=== Section Start ===

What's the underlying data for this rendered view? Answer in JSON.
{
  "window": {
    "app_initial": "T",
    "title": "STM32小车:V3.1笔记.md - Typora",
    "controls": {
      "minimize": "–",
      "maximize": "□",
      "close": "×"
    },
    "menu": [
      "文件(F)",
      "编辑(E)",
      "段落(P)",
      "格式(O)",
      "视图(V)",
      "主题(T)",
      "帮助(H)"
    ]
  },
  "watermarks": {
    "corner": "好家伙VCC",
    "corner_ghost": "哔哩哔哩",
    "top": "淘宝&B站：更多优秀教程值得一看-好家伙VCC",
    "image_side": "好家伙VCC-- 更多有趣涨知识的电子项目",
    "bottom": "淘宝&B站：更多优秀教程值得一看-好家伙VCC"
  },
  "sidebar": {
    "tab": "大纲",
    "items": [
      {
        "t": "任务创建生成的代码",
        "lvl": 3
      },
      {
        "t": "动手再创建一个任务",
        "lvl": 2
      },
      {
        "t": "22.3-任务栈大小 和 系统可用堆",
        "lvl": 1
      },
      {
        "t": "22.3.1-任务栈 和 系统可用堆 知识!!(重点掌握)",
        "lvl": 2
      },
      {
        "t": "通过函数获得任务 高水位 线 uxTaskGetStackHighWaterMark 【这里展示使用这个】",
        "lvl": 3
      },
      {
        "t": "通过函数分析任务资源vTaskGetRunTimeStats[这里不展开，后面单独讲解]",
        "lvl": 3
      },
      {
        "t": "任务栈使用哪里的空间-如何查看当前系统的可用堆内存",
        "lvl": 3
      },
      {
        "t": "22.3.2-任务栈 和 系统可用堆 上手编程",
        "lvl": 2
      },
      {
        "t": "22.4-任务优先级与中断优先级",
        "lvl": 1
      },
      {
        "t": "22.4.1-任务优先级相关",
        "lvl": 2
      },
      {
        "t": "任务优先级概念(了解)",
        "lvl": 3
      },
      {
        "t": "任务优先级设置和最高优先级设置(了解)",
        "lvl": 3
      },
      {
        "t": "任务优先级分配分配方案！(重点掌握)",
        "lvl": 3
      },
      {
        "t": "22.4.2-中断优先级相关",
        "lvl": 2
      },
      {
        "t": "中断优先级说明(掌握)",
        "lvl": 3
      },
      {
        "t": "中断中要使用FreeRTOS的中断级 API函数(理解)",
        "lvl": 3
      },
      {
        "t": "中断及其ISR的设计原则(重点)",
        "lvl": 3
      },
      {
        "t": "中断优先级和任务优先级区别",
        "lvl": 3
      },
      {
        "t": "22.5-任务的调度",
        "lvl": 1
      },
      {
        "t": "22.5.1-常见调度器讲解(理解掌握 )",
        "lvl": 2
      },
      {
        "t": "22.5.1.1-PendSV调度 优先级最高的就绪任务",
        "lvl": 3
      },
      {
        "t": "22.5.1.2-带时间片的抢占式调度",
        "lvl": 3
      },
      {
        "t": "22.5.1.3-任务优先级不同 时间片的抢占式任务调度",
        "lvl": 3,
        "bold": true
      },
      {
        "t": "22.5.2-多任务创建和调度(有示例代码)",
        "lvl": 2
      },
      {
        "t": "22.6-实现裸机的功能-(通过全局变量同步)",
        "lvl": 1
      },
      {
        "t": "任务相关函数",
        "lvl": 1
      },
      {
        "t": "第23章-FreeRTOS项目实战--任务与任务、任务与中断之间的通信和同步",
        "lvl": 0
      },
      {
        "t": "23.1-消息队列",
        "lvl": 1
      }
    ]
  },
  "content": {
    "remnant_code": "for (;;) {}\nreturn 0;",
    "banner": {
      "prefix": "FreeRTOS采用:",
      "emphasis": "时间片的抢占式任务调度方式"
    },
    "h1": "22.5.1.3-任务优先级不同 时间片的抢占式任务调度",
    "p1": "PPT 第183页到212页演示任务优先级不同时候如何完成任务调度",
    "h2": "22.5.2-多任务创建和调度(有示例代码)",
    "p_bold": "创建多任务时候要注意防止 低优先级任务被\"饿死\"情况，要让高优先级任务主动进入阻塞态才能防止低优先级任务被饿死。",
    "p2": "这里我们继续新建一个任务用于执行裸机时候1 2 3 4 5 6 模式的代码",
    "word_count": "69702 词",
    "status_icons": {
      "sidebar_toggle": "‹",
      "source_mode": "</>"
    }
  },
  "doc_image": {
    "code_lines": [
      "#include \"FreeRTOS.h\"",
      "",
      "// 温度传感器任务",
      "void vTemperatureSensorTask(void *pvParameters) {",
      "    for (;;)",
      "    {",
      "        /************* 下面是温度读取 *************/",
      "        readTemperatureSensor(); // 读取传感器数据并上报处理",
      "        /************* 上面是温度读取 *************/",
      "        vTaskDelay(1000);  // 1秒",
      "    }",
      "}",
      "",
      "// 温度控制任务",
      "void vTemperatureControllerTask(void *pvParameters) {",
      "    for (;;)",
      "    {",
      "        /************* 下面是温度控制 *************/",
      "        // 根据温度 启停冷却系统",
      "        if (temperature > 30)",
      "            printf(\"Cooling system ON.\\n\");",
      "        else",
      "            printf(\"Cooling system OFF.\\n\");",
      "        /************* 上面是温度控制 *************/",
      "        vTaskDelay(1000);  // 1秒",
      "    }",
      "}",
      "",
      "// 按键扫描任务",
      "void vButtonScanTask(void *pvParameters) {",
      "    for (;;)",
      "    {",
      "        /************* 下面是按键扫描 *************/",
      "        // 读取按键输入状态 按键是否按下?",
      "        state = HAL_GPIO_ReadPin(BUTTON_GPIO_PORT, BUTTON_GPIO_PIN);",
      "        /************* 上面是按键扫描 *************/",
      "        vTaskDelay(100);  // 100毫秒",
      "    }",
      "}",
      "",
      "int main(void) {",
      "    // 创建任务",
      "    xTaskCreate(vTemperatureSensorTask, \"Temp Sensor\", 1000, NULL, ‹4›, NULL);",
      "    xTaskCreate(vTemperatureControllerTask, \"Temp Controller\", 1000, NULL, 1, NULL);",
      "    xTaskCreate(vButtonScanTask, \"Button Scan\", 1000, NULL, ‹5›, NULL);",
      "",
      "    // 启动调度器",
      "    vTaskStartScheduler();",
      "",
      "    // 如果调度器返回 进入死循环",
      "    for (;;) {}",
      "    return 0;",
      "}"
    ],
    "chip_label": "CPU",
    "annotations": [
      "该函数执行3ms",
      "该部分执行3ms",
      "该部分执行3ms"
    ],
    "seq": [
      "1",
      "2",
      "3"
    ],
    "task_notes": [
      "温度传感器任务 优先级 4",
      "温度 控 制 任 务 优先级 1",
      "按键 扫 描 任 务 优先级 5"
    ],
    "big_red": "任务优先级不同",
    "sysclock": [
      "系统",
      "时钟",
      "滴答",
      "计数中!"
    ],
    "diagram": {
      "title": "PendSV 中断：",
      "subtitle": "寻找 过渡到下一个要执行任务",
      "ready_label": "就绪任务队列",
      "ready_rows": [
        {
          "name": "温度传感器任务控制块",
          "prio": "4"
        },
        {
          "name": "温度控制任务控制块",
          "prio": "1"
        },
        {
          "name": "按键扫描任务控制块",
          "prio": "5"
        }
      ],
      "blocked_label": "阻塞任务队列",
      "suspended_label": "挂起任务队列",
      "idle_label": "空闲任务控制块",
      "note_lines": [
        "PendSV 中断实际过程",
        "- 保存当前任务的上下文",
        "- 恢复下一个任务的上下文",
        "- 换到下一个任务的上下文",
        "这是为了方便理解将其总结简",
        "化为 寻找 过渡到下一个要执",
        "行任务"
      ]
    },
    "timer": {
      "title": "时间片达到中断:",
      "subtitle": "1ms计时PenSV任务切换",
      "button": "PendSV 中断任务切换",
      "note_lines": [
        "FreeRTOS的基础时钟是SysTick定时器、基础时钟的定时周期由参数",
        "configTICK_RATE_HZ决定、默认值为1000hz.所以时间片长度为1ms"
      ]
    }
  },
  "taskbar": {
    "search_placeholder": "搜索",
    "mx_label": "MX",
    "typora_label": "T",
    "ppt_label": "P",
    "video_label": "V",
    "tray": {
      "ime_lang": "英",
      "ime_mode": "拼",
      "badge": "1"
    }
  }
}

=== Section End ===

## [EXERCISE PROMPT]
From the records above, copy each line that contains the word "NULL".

## [ANSWER TO THIS PROBLEM]
      "    xTaskCreate(vTemperatureSensorTask, \"Temp Sensor\", 1000, NULL, ‹4›, NULL);",
      "    xTaskCreate(vTemperatureControllerTask, \"Temp Controller\", 1000, NULL, 1, NULL);",
      "    xTaskCreate(vButtonScanTask, \"Button Scan\", 1000, NULL, ‹5›, NULL);",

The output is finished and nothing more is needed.